So HS, Kim HJ, Lee JH, Lee JH, Park SY, Park C, Kim YH, Kim JK, Lee KM, Kim KS, Chung SY, Jang WC, Moon SK, Chung HT, Park RK.

1Vestibulocochlear Research Center & Department of Microbiology, Wonkwang University School of Medicine, Jeonbuk 570-749, Korea.

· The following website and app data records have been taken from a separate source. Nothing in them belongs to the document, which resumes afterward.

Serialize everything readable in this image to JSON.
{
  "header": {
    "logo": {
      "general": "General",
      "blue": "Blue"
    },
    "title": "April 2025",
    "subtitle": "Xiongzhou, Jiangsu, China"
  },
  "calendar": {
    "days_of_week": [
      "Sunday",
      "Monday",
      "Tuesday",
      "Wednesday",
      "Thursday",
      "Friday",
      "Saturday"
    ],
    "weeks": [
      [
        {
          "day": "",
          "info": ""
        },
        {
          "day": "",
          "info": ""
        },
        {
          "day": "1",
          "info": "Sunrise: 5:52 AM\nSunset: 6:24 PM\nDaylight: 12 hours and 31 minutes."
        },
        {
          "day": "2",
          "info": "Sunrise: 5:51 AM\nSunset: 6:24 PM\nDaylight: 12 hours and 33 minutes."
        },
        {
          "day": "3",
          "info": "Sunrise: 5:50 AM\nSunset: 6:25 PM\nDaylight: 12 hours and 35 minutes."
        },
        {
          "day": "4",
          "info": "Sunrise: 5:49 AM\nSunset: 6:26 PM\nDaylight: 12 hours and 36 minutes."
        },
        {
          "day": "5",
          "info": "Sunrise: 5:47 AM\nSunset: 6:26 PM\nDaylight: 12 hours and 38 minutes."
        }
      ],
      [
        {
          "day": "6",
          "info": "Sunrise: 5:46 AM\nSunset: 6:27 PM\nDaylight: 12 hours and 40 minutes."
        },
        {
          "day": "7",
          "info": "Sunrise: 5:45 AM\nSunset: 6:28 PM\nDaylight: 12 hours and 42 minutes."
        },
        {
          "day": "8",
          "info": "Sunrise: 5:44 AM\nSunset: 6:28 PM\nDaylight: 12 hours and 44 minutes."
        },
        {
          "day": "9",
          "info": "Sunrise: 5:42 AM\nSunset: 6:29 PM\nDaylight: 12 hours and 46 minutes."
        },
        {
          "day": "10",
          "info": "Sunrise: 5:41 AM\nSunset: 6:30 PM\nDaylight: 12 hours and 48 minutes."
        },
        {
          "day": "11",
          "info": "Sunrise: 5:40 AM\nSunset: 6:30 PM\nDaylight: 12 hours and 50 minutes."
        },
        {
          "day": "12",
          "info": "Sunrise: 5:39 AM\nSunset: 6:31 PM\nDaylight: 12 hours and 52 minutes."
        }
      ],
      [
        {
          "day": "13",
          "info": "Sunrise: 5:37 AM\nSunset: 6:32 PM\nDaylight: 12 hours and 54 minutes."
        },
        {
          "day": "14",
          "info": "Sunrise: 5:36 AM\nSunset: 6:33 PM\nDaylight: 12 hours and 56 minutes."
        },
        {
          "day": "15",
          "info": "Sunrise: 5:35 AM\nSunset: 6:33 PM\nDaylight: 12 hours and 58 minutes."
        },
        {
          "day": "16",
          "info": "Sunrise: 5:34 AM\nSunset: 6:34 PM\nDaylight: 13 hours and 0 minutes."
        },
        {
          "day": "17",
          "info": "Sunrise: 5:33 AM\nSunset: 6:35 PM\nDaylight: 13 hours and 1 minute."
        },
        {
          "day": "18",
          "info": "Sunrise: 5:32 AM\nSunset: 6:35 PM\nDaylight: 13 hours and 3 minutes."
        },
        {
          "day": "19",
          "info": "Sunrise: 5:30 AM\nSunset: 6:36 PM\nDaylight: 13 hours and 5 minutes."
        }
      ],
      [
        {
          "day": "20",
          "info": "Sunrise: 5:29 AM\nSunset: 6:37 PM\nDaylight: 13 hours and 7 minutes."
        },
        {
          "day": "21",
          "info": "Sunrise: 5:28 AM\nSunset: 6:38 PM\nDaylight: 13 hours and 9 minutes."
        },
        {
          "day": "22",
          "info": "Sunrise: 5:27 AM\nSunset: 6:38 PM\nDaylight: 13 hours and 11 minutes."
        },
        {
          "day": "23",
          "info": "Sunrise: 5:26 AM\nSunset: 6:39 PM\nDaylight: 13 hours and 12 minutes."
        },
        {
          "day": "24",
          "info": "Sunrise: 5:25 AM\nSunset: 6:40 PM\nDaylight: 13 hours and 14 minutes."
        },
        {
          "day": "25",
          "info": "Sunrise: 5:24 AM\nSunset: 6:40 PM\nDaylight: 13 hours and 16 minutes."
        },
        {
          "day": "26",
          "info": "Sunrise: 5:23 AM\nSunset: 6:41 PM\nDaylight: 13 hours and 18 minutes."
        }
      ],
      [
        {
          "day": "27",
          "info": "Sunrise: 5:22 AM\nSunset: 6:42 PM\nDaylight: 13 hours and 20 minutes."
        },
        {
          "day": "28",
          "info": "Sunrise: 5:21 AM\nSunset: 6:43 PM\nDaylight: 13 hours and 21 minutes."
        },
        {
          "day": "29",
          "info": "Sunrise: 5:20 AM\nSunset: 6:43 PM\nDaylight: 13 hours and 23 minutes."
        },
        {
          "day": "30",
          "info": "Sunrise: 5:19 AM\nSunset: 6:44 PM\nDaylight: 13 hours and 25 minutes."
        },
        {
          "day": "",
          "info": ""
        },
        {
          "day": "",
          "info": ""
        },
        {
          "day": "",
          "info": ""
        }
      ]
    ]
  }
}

We investigated the cytoprotective mechanisms of flunarizine in cisplatin-induced death of auditory cells. Concomitant with an increase in viability, treatment with flunarizine resulted in a marked dissociation of Nrf2/Keap1 and subsequent intranuclear translocation of Nrf2, which was mediated by PI3K-Akt signaling. Overexpression of Nrf2 protected cells from cisplatin along with transcriptional activation of ARE to generate heme oxygenase-1 (HO-1). Pretreatment with flunarizine predominantly increased the transcriptional activity of HO-1 among Nrf2-driven transcripts, including HO-1, NQO1, GCLC, GCLM, GSTmu-1, and GSTA4. Furthermore, both pharmacological inhibition and siRNA transfection of HO-1 completely abolished the flunarizine-mediated protection of HEI-OC1 cells and the primary rat (P2) organ of Corti explants from cisplatin. These results suggest that Nrf2-driven transcriptional activation of ARE through PI3K-Akt signaling augments the generation of HO-1, which may be a critically important determinant in cellular response toward cisplatin and the cytoprotective effect of flunarizine against cisplatin.Cell Death and Differentiation advance online publication, 17 February 2006; doi:10.1038/sj.cdd.4401863.